In contrast, compliance with the additional product specifications and additional sustainability requirements is to be monitored at periodic intervals by a conformity assessment body (“CAB”), with HINTCO being tasked with maintaining a list of approved CABs. The HPA currently appears to envisage that compliance would be tested at the beginning of the contract term, and thereafter at yearly intervals (for the additional product specifications) and every three years (for the additional sustainability requirements). Failure to comply with these specifications would result in contractual penalties being applied (and deducted from the contract price). The amounts of such penalties are to be agreed in the full HPA, although the draft contemplates that there would be (i) deductions of 10% of the contract price multiplied by each tonne of product failing to comply with the additional product specifications, and (ii) deductions of up to EUR 25,000 for each non-compliance with the additional sustainability requirements, with HINTCO determining in its absolute discretion the deduction to apply in each case.
These product specifications are a key area in which the HINTCO HPA is markedly different from previous standard offtake agreements for synthetic fuels which did not typically seek to import very substantial ESG requirements as key parts of and constraints unto the product specification. It is also notable that the HPA monitors the additional product specifications (in effect the “green attributes” of the RFNBO) contractually and without specific reference to the certification regime introduced at the European Union level for RFNBO (one might have instead provided that the RFNBO must meet the certification requirements applicable from time to time under European Union law). Considering that Sellers may be required to comply with other standards under their financing agreements (e.g. IFC Performance Standards or Equator Principles), careful management of these various sustainability requirements will be important.

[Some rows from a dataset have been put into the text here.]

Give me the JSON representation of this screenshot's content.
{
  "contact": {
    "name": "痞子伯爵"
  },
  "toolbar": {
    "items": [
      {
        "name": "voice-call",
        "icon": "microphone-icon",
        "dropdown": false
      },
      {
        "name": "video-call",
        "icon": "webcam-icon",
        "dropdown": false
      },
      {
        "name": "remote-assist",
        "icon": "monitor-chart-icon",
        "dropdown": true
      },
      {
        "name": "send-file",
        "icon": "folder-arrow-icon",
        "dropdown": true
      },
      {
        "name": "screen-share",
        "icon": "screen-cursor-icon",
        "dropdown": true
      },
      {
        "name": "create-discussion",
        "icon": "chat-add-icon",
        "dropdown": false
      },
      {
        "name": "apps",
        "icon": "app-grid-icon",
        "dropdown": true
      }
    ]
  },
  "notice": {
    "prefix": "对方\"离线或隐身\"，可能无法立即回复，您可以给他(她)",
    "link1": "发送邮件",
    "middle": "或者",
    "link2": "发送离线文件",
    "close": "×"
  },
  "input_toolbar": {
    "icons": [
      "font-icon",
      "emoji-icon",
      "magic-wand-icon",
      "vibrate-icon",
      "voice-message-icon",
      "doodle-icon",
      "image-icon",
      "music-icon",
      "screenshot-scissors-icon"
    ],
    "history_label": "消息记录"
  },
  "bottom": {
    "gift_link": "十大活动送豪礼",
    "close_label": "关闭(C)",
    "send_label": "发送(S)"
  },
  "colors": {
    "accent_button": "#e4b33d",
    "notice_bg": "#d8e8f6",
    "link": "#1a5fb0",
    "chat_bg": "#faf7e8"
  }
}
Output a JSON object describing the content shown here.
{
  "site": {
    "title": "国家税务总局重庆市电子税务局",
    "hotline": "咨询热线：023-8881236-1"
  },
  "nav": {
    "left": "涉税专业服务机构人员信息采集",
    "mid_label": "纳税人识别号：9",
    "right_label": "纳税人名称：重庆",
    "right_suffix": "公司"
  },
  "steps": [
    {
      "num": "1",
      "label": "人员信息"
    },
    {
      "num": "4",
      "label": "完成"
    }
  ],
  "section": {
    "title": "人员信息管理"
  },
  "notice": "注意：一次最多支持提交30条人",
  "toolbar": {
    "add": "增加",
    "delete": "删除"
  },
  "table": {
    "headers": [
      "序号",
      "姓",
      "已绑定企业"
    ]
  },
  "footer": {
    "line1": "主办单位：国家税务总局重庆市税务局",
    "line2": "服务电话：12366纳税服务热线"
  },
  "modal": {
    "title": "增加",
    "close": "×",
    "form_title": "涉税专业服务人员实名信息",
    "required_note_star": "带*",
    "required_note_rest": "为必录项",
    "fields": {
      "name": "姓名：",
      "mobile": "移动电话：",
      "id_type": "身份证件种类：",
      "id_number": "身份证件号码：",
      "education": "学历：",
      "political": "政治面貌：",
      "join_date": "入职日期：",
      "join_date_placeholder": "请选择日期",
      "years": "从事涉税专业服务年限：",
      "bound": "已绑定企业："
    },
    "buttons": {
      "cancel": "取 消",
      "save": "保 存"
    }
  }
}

Another notable feature of the HPA is that there is no formal contractual guarantee or support given by the German state or the H2Global Foundation in respect of HINTCO’s payment obligations under it. Sellers are therefore seemingly expected to contract with HINTCO on an implied understanding that the German state and the H2Global Foundation will stand behind HINTCO’s obligations. By contrast, Sellers are expected to provide substantial performance bonds (or parent company guarantees, at HINTCO’s election) to HINTCO for the duration of the HPA. It is anticipated that the quantum of these performance bonds will vary depending upon the scale of the contracts awarded, but the draft HPA envisages performance bonds of up to €50 million.
Conclusion: a developing landscape
The results of the first H2Global auction will no doubt be closely watched by industry participants. They may have even more prominence given the European Commission’s announcement on 16 March 2023 that, in connection with the proposed Net Zero Industry Act, it is in the process of designing pilot auctions for the award of a subsidy to RFNBO producers in the form of a fixed premium per kg of hydrogen produced for a maximum of 10 years of operation. The Commission announced that the first of these auctions will be launched under the EU’s Innovation Fund in the autumn of 2023, with €800 million being earmarked for the first round. Whilst the subsidy mechanism is intended to operate differently from the H2Global mechanism (with a fixed premium being paid rather than a complete purchase model), the European Commission may look to the H2Global model for inspiration in designing this mechanism.